Christian Beckmann, Jan Buitelaar and Barbara Franke made it to this year’s list of highly cited researchers. Scientists in this list are selected for their exceptional research performance and are regarded to have had a major impact on fellow scientists.

read more

Vote for your Supervisor of the year

6 December 2018

Now you have the chance to vote for your preferred candidate. Have fun, and go for it, support and promote your ideal supervisor. The winner will be announced during the RIMLS New Year's drinks on 15 January. Deadline for voting is 1 January 2019. Here is a line up of the three nominated finalists.

read more

Discover Israels' secret to startup success

6 December 2018

International exchange of staff is an indispensable part of one’s personal and professional growth. In the context of entrepreneurship, exciting career opportunities and networking an educational and inspiring trip to Israel is planned. You are invited to join for free (only for PhD's).

read more

René Vogels Stichting travel grant for Pieter Roelofs

4 December 2018

Pieter Roelofs received the award in order to perform a work visit to prof. Reuben Harris’ lab at the University of Minnesota, USA.

read more

Symposium on inclusive research Monday 14 January 2019

4 December 2018

How does inclusive research with people with intellectual disabilities work? The academic collaborative ‘Sterker op eigen benen’ invites you to this free symposium ‘Inclusief onderzoek in ‘t eggie’ followed by the PhD defense of Tessa Frankena.
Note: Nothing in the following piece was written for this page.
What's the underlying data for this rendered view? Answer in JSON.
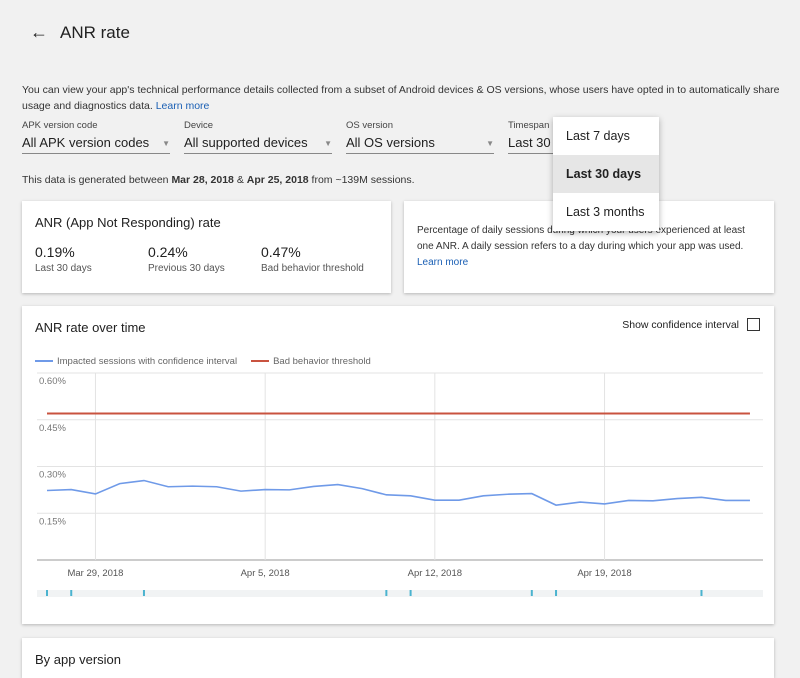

read more

MRI improves detection of prostate cancer Prostate biopsy no longer necessary for 50% of male patients

4 December 2018

There is good news for the more than 40,000 men per year who go to the hospital for diagnosis because of elevated Prostate-Specific Antigen (PSA) levels. “Thanks to the use of MRI, we can reduce the number of prostate biopsies by half,” says Jelle Barentsz.

read more
  • Go to